## WHAT THE TASK ASKS
Go through the records and copy each line where the word "that" occurs.

MATERIAL TO PROCESS below:

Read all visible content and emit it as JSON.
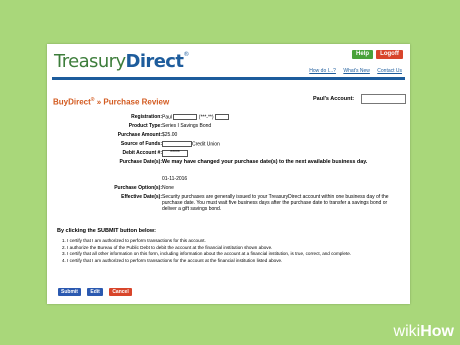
{
  "header": {
    "logo_part1": "Treasury",
    "logo_part2": "Direct",
    "logo_tm": "®",
    "help_label": "Help",
    "logoff_label": "Logoff",
    "links": [
      "How do I...?",
      "What's New",
      "Contact Us"
    ]
  },
  "review": {
    "brand": "BuyDirect",
    "brand_reg": "®",
    "arrow": " » ",
    "title": "Purchase Review",
    "account_label": "Paul's Account:"
  },
  "fields": [
    {
      "label": "Registration:",
      "value": "Paul",
      "extra": "(***-**)"
    },
    {
      "label": "Product Type:",
      "value": "Series I Savings Bond"
    },
    {
      "label": "Purchase Amount:",
      "value": "$25.00"
    },
    {
      "label": "Source of Funds:",
      "value": "Credit Union"
    },
    {
      "label": "Debit Account #:",
      "value": "*****"
    },
    {
      "label": "Purchase Date(s):",
      "value": "We may have changed your purchase date(s) to the next available business day."
    },
    {
      "label": "",
      "value": "01-11-2016"
    },
    {
      "label": "Purchase Option(s):",
      "value": "None"
    },
    {
      "label": "Effective Date(s):",
      "value": "Security purchases are generally issued to your TreasuryDirect account within one business day of the purchase date. You must wait five business days after the purchase date to transfer a savings bond or deliver a gift savings bond."
    }
  ],
  "agreement": {
    "heading": "By clicking the SUBMIT button below:",
    "items": [
      "1.  I certify that I am authorized to perform transactions for this account.",
      "2.  I authorize the Bureau of the Public Debt to debit the account at the financial institution shown above.",
      "3.  I certify that all other information on this form, including information about the account at a financial institution, is true, correct, and complete.",
      "4.  I certify that I am authorized to perform transactions for the account at the financial institution listed above."
    ]
  },
  "actions": {
    "submit": "Submit",
    "edit": "Edit",
    "cancel": "Cancel"
  },
  "watermark": {
    "wiki": "wiki",
    "how": "How"
  }
}
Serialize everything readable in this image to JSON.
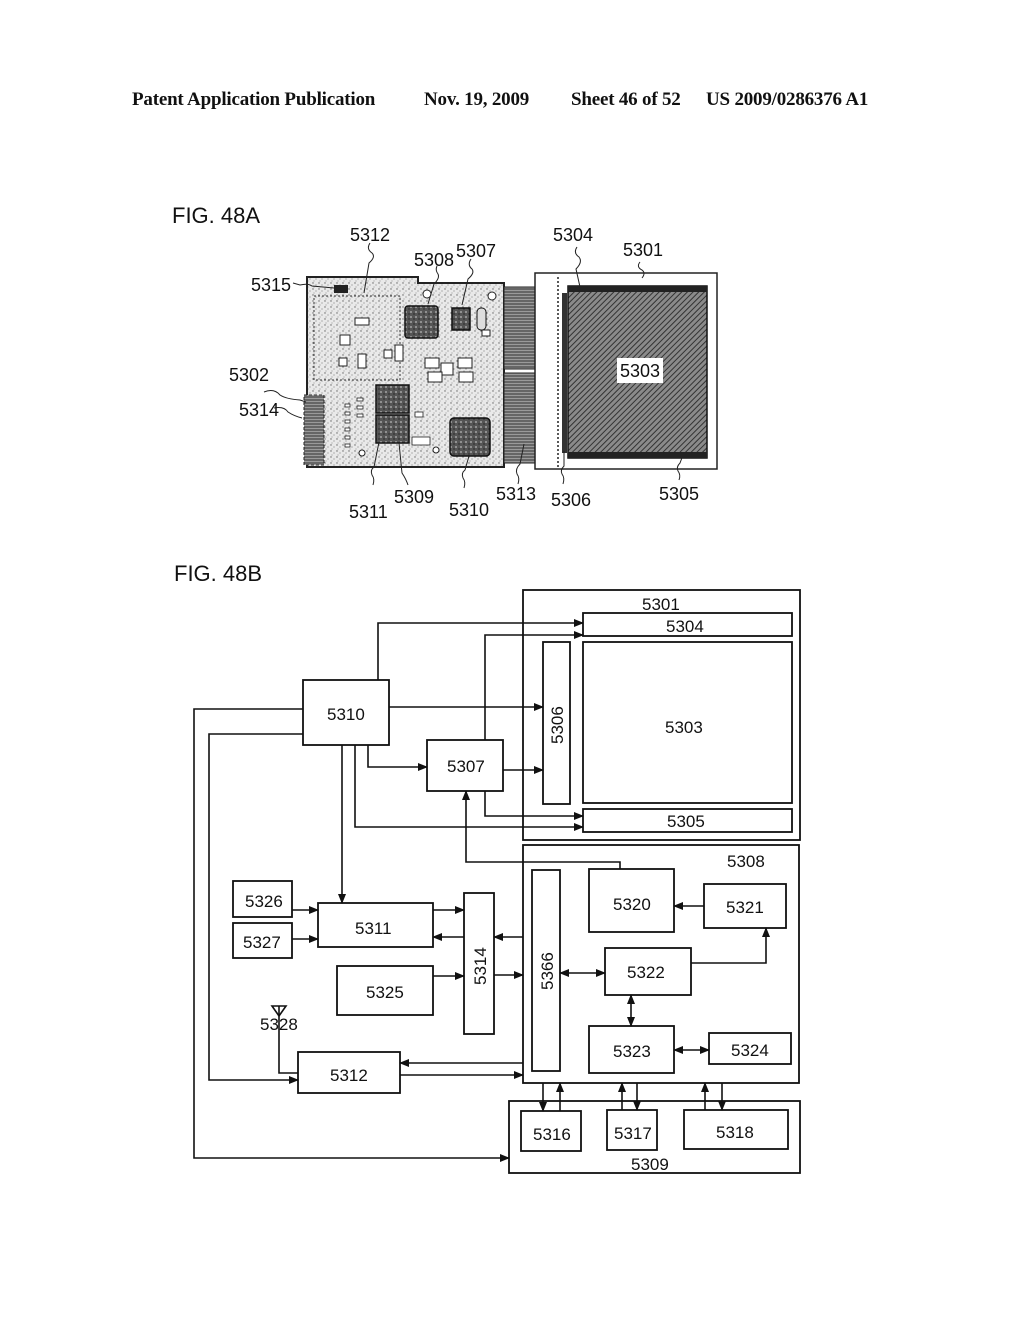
{
  "header": {
    "publication": "Patent Application Publication",
    "date": "Nov. 19, 2009",
    "sheet": "Sheet 46 of 52",
    "number": "US 2009/0286376 A1"
  },
  "fig_a": {
    "title": "FIG. 48A",
    "callouts": {
      "c5312": "5312",
      "c5308": "5308",
      "c5307": "5307",
      "c5304": "5304",
      "c5301": "5301",
      "c5315": "5315",
      "c5302": "5302",
      "c5314": "5314",
      "c5303": "5303",
      "c5311": "5311",
      "c5309": "5309",
      "c5310": "5310",
      "c5313": "5313",
      "c5306": "5306",
      "c5305": "5305"
    }
  },
  "fig_b": {
    "title": "FIG. 48B",
    "blocks": {
      "b5301": "5301",
      "b5304": "5304",
      "b5306": "5306",
      "b5303": "5303",
      "b5305": "5305",
      "b5310": "5310",
      "b5307": "5307",
      "b5308": "5308",
      "b5320": "5320",
      "b5321": "5321",
      "b5366": "5366",
      "b5322": "5322",
      "b5323": "5323",
      "b5324": "5324",
      "b5326": "5326",
      "b5327": "5327",
      "b5311": "5311",
      "b5314": "5314",
      "b5325": "5325",
      "b5328": "5328",
      "b5312": "5312",
      "b5309": "5309",
      "b5316": "5316",
      "b5317": "5317",
      "b5318": "5318"
    }
  }
}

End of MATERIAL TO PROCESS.

## ANSWER TO THE PROBLEM
      "1.  I certify that I am authorized to perform transactions for this account.",
      "3.  I certify that all other information on this form, including information about the account at a financial institution, is true, correct, and complete.",
      "4.  I certify that I am authorized to perform transactions for the account at the financial institution listed above."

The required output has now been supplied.